      The supposed obligation to provide only a “decent minimum” of care may also become a “slippery slope” for care providers, leading them to provide less and less care until the concept of a “decent minimum” has hardly any meaning. A “decent minimum” may come to mean almost nothing at all. A “decent minimum” may also come to mean a lower level of care than could reasonably be provided within the constraints of the health care system.  A “decent minimum” may become a kind of “race to the bottom,” rather than an effort to make a higher baseline level of health care available to all individuals.
      Perhaps, instead of trying to explore the content of a “decent minimum of care,” we should try to explore the content of an “adequate baseline level of care.”
      Justice in health care does not require that everyone have the same access to care and receive the same level of care, regardless of whether some are more in need of care than others. It does, however, require that everyone be provided with the health care he or she needs, and that an adequate baseline level of health care be made available to all.
      Kenneth Cust (1997) describes a “just minimum of health care” as a more viable concept than a “decent minimum of health care.” He says that

“Thus far we have taken the phrase ‘decent minimum of health care’ to mean roughly an adequate amount of health care. However, the concept “decent” has normative content as well. It can mean, for example, conformity with a standard of conduct or propriety. On this account, to say that people were entitled to a decent minimum of health care would mean little more than to say they were entitled to only what we choose to give them. If this is what Buchanan meant by a decent minimum of health care, then it may not be sufficient to meet people’s basic heath care needs.”8

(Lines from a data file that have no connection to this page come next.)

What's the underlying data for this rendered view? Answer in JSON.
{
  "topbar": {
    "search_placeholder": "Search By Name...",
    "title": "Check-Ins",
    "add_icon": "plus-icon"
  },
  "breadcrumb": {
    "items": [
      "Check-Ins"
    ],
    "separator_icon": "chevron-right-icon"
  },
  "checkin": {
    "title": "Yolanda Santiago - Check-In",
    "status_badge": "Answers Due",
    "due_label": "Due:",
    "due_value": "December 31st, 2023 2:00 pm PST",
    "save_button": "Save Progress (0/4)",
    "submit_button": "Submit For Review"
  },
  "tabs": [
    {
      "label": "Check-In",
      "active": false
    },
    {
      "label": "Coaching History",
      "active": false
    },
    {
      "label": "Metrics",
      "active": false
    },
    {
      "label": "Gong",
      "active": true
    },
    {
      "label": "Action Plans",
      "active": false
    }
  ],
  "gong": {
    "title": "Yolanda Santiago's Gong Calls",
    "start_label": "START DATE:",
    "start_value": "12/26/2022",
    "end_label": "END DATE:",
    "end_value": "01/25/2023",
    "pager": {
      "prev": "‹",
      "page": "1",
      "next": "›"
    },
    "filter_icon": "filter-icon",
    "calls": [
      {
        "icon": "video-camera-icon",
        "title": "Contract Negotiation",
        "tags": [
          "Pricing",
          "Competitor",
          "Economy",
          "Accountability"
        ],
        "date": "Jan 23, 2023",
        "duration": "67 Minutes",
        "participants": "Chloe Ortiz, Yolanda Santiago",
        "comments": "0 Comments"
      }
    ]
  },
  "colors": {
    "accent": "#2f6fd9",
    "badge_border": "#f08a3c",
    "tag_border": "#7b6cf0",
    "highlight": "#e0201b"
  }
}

      The right to medically necessary care may imply other rights, such as those enumerated in various statements of patient rights and responsibilities. Patient rights implied by the right to medically necessary care may include such rights as (1) the right to be treated with dignity and respect, (2) the right to be treated in a safe and secure environment, (3) the right to be protected from abuse, neglect, and mistreatment, (4) the right to be protected from discrimination on the basis of race, ethnicity, religion, nationality, sexual orientation, or disability, (5) the right to informed consent, (6) the right to privacy, (7) the right to confidentiality of personal and health information, (8) the right to participate in medical decision-making concerning one’s own care and treatment, and (9) the right to timely and understandable communications from health care providers.
      Patient responsibilities, on the other hand, may include (1) the responsibility to provide complete and accurate information about present symptoms, present and past medications, past medical history, and past treatment, (2) the responsibility to cooperate with care providers in order to develop plans of treatment, (3) the responsibility to comply with recommended treatment, (4) the responsibility to return for follow-up appointments in a timely fashion, and (5) the responsibility to respect the rights of other patients.


1United Nations, “The Universal Declaration of Human Rights,” (1948), online at
2Allen Buchanan,, “The Right to a Decent Minimum of Health Care” (1984), in Justice and Health Care: Selected Essays (Oxford: Oxford University Press, 2009), p. 4.
3Ibid., p. 17.
4Ibid., p. 20.
5Ibid., p. 20.
6Ibid., p. 27.
7Ibid., p. 27.
8Kenneth Cust, A Just Minimum of Health Care (Lanham: University Press of America, 1997), p. 61.